# [Records supplied]
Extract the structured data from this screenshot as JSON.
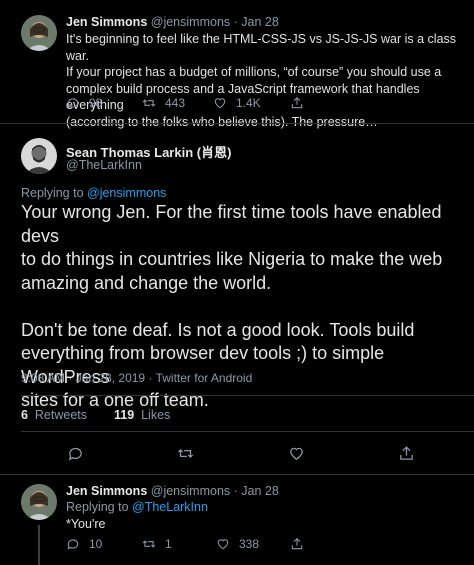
{
  "colors": {
    "background": "#000000",
    "secondary_text": "#8b98a5",
    "link": "#1da1f2",
    "divider": "#2f3336"
  },
  "tweet1": {
    "name": "Jen Simmons",
    "handle": "@jensimmons",
    "dot": "·",
    "date": "Jan 28",
    "lines": [
      "It's beginning to feel like the HTML-CSS-JS vs JS-JS-JS war is a class war.",
      "If your project has a budget of millions, “of course” you should use a",
      "complex build process and a JavaScript framework that handles everything",
      "(according to the folks who believe this). The pressure…"
    ],
    "replies": "98",
    "retweets": "443",
    "likes": "1.4K",
    "icons": [
      "reply-icon",
      "retweet-icon",
      "heart-icon",
      "share-icon"
    ]
  },
  "main": {
    "name": "Sean Thomas Larkin (肖恩)",
    "handle": "@TheLarkInn",
    "replying_prefix": "Replying to ",
    "replying_to": "@jensimmons",
    "paragraph1": [
      "Your wrong Jen. For the first time tools have enabled devs",
      "to do things in countries like Nigeria to make the web",
      "amazing and change the world."
    ],
    "paragraph2": [
      "Don't be tone deaf. Is not a good look. Tools build",
      "everything from browser dev tools ;) to simple WordPress",
      "sites for a one off team."
    ],
    "time": "9:08 AM",
    "date": "Jan 28, 2019",
    "client": "Twitter for Android",
    "retweet_count": "6",
    "retweet_label": "Retweets",
    "like_count": "119",
    "like_label": "Likes"
  },
  "tweet3": {
    "name": "Jen Simmons",
    "handle": "@jensimmons",
    "dot": "·",
    "date": "Jan 28",
    "replying_prefix": "Replying to ",
    "replying_to": "@TheLarkInn",
    "text": "*You're",
    "replies": "10",
    "retweets": "1",
    "likes": "338"
  }
}
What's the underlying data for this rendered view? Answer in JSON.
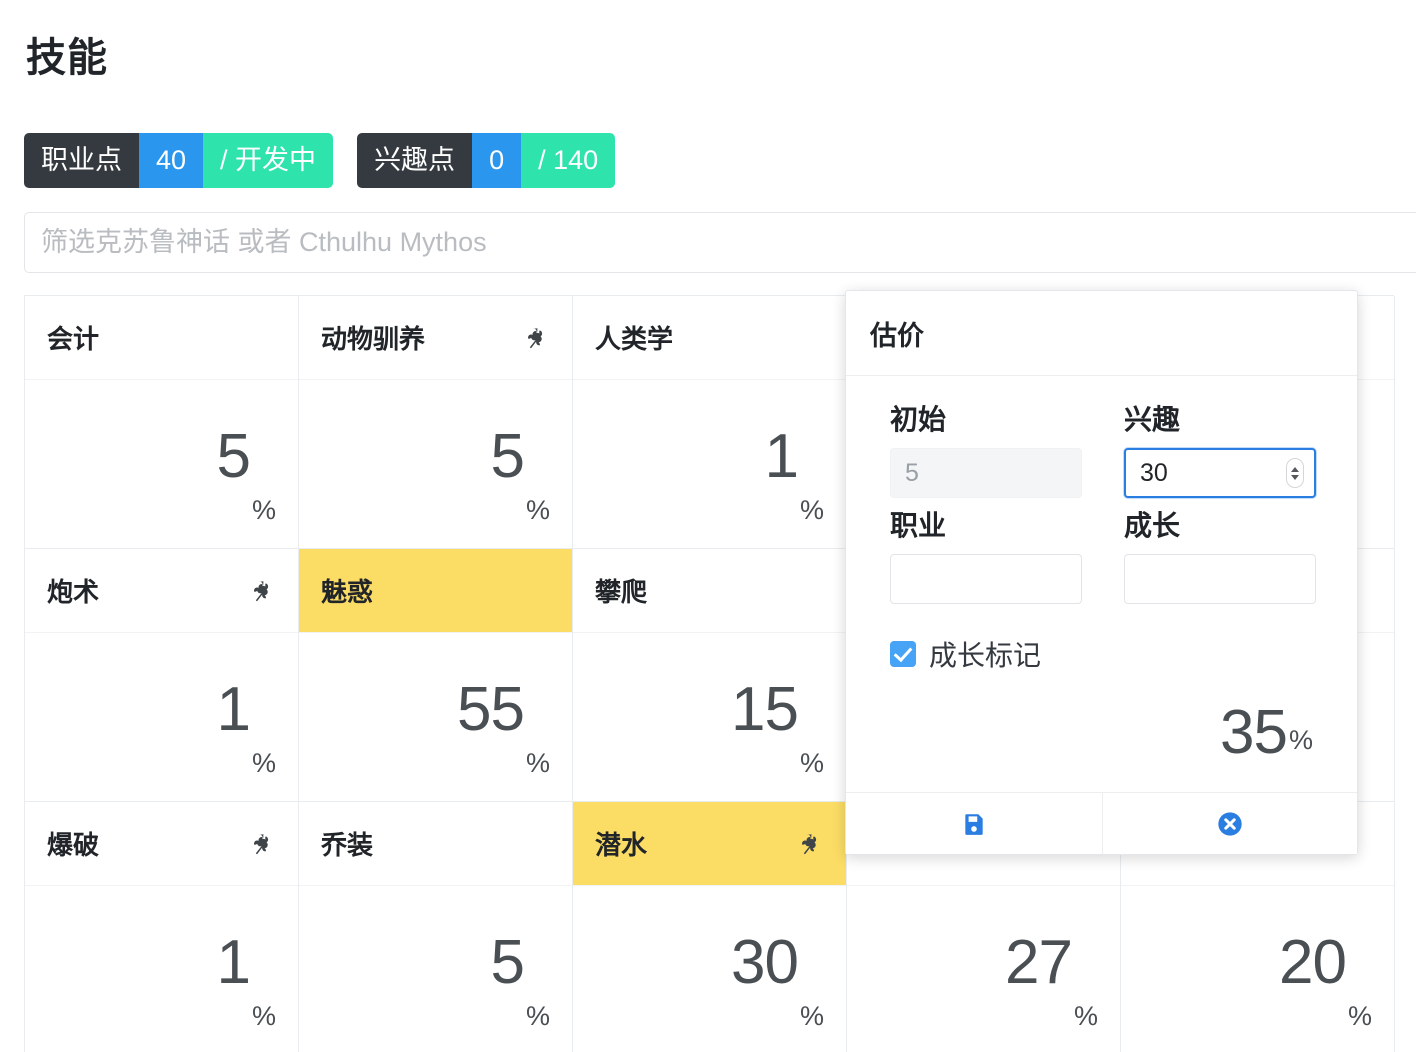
{
  "header": {
    "title": "技能"
  },
  "badges": [
    {
      "name": "occupation-points",
      "label": "职业点",
      "value": "40",
      "total": "/ 开发中"
    },
    {
      "name": "interest-points",
      "label": "兴趣点",
      "value": "0",
      "total": "/ 140"
    }
  ],
  "filter": {
    "placeholder": "筛选克苏鲁神话 或者 Cthulhu Mythos",
    "value": ""
  },
  "skills": [
    {
      "name": "会计",
      "value": "5",
      "unit": "%",
      "highlighted": false,
      "growth": false
    },
    {
      "name": "动物驯养",
      "value": "5",
      "unit": "%",
      "highlighted": false,
      "growth": true
    },
    {
      "name": "人类学",
      "value": "1",
      "unit": "%",
      "highlighted": false,
      "growth": false
    },
    {
      "name": "估价",
      "value": "",
      "unit": "",
      "highlighted": false,
      "growth": false
    },
    {
      "name": "",
      "value": "",
      "unit": "",
      "highlighted": false,
      "growth": false
    },
    {
      "name": "炮术",
      "value": "1",
      "unit": "%",
      "highlighted": false,
      "growth": true
    },
    {
      "name": "魅惑",
      "value": "55",
      "unit": "%",
      "highlighted": true,
      "growth": false
    },
    {
      "name": "攀爬",
      "value": "15",
      "unit": "%",
      "highlighted": false,
      "growth": false
    },
    {
      "name": "",
      "value": "",
      "unit": "",
      "highlighted": false,
      "growth": false
    },
    {
      "name": "",
      "value": "",
      "unit": "",
      "highlighted": false,
      "growth": false
    },
    {
      "name": "爆破",
      "value": "1",
      "unit": "%",
      "highlighted": false,
      "growth": true
    },
    {
      "name": "乔装",
      "value": "5",
      "unit": "%",
      "highlighted": false,
      "growth": false
    },
    {
      "name": "潜水",
      "value": "30",
      "unit": "%",
      "highlighted": true,
      "growth": true
    },
    {
      "name": "",
      "value": "27",
      "unit": "%",
      "highlighted": false,
      "growth": false
    },
    {
      "name": "",
      "value": "20",
      "unit": "%",
      "highlighted": false,
      "growth": false
    }
  ],
  "modal": {
    "title": "估价",
    "fields": {
      "base_label": "初始",
      "base_value": "5",
      "interest_label": "兴趣",
      "interest_value": "30",
      "occupation_label": "职业",
      "occupation_value": "",
      "growth_label": "成长",
      "growth_value": ""
    },
    "checkbox_label": "成长标记",
    "checkbox_checked": true,
    "total_value": "35",
    "total_unit": "%",
    "save_icon": "save-floppy-icon",
    "cancel_icon": "cancel-circle-x-icon"
  },
  "colors": {
    "badge_label_bg": "#343a40",
    "badge_value_bg": "#2b96ed",
    "badge_total_bg": "#2fe3ad",
    "highlight": "#fbdd65",
    "accent_blue": "#2a7de1",
    "checkbox_blue": "#46a3f5"
  },
  "icons": {
    "leaf": "leaf-icon"
  }
}
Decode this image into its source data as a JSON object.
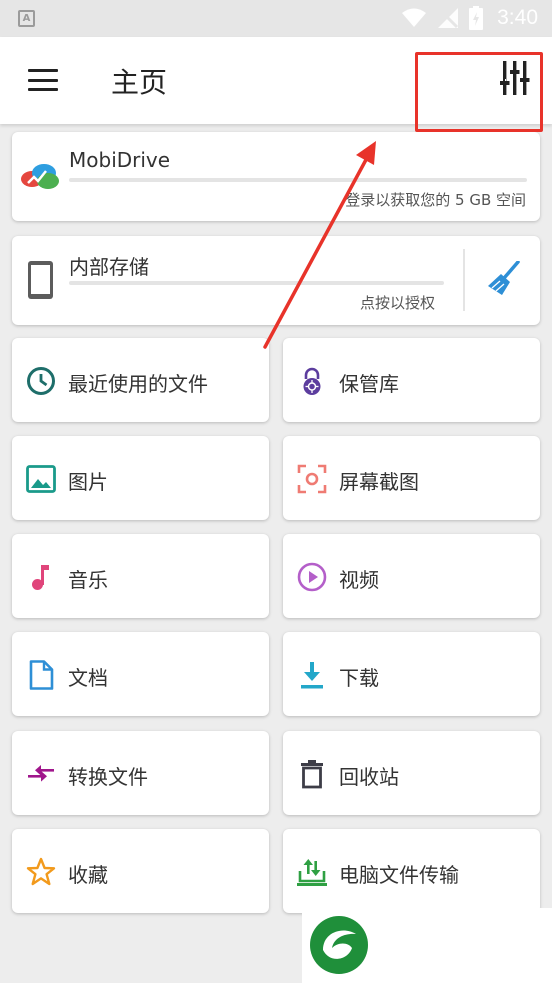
{
  "status_bar": {
    "time": "3:40"
  },
  "app_bar": {
    "title": "主页",
    "menu_icon": "hamburger-menu-icon",
    "action_icon": "tune-sliders-icon"
  },
  "mobidrive": {
    "name": "MobiDrive",
    "hint": "登录以获取您的 5 GB 空间"
  },
  "internal_storage": {
    "name": "内部存储",
    "hint": "点按以授权",
    "clean_icon": "broom-icon"
  },
  "tiles": [
    {
      "label": "最近使用的文件",
      "icon": "clock-icon",
      "color": "#1e6e6a"
    },
    {
      "label": "保管库",
      "icon": "lock-icon",
      "color": "#5c3d9e"
    },
    {
      "label": "图片",
      "icon": "image-icon",
      "color": "#1a9a8a"
    },
    {
      "label": "屏幕截图",
      "icon": "screenshot-icon",
      "color": "#ef7b73"
    },
    {
      "label": "音乐",
      "icon": "music-note-icon",
      "color": "#e0457b"
    },
    {
      "label": "视频",
      "icon": "play-circle-icon",
      "color": "#b45fc9"
    },
    {
      "label": "文档",
      "icon": "document-icon",
      "color": "#2e8fd6"
    },
    {
      "label": "下载",
      "icon": "download-icon",
      "color": "#23a7c9"
    },
    {
      "label": "转换文件",
      "icon": "convert-arrows-icon",
      "color": "#a0168c"
    },
    {
      "label": "回收站",
      "icon": "trash-icon",
      "color": "#3d3d47"
    },
    {
      "label": "收藏",
      "icon": "star-icon",
      "color": "#f29a1c"
    },
    {
      "label": "电脑文件传输",
      "icon": "pc-transfer-icon",
      "color": "#2fa043"
    }
  ]
}
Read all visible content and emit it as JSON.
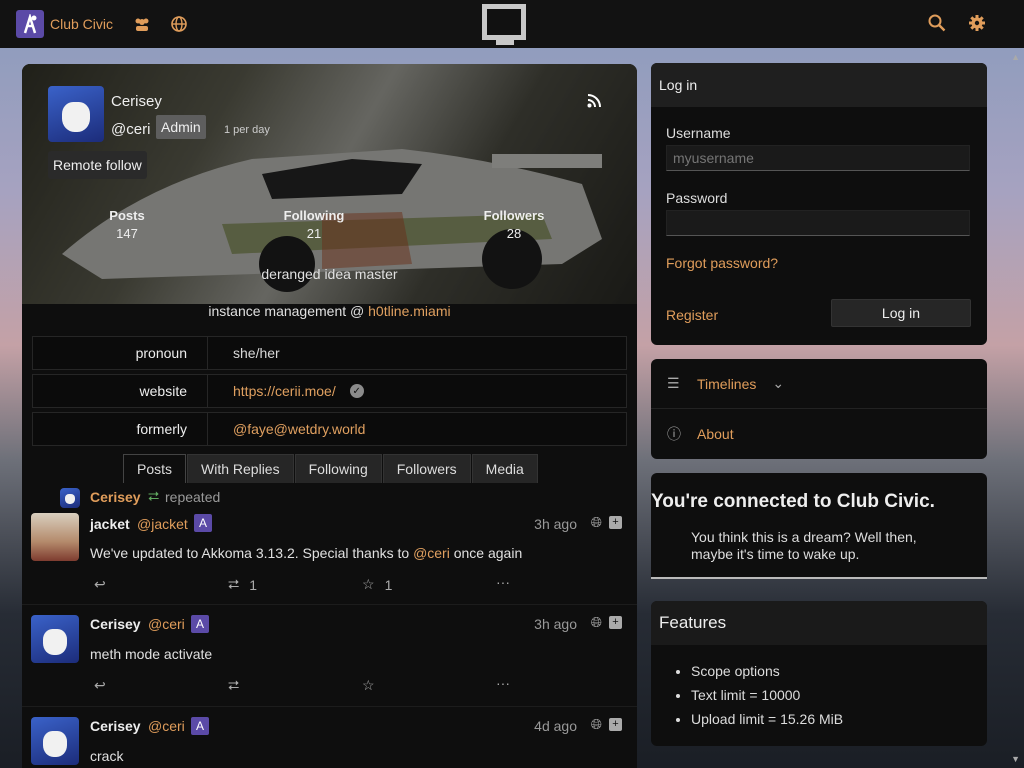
{
  "topbar": {
    "site_name": "Club Civic"
  },
  "profile": {
    "display_name": "Cerisey",
    "handle": "@ceri",
    "badge": "Admin",
    "rate": "1 per day",
    "remote_follow": "Remote follow",
    "stats": [
      {
        "label": "Posts",
        "value": "147"
      },
      {
        "label": "Following",
        "value": "21"
      },
      {
        "label": "Followers",
        "value": "28"
      }
    ],
    "bio_line1": "deranged idea master",
    "bio_line2_prefix": "instance management @ ",
    "bio_line2_link": "h0tline.miami",
    "fields": [
      {
        "name": "pronoun",
        "value": "she/her"
      },
      {
        "name": "website",
        "value": "https://cerii.moe/"
      },
      {
        "name": "formerly",
        "value": "@faye@wetdry.world"
      }
    ],
    "tabs": [
      "Posts",
      "With Replies",
      "Following",
      "Followers",
      "Media"
    ]
  },
  "posts": [
    {
      "repeat_by": "Cerisey",
      "repeat_text": "repeated",
      "name": "jacket",
      "handle": "@jacket",
      "time": "3h ago",
      "text_prefix": "We've updated to Akkoma 3.13.2. Special thanks to ",
      "text_mention": "@ceri",
      "text_suffix": " once again",
      "repeats": "1",
      "favs": "1"
    },
    {
      "name": "Cerisey",
      "handle": "@ceri",
      "time": "3h ago",
      "text": "meth mode activate"
    },
    {
      "name": "Cerisey",
      "handle": "@ceri",
      "time": "4d ago",
      "text": "crack"
    }
  ],
  "login": {
    "title": "Log in",
    "username_label": "Username",
    "username_placeholder": "myusername",
    "password_label": "Password",
    "forgot": "Forgot password?",
    "register": "Register",
    "login_button": "Log in"
  },
  "nav": {
    "timelines": "Timelines",
    "about": "About"
  },
  "connected": {
    "title": "You're connected to Club Civic.",
    "text": "You think this is a dream? Well then, maybe it's time to wake up."
  },
  "features": {
    "title": "Features",
    "items": [
      "Scope options",
      "Text limit = 10000",
      "Upload limit = 15.26 MiB"
    ]
  },
  "colors": {
    "accent": "#e09d5b",
    "brand": "#5b4aa7"
  }
}
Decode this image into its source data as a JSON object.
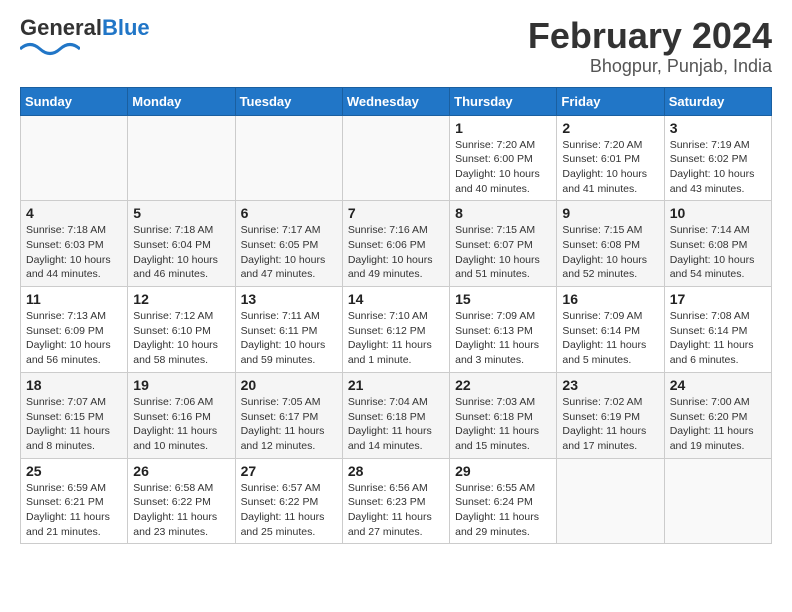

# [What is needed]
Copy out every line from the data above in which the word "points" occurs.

# [Output below]
      "name": "occupation-points",
      "name": "interest-points",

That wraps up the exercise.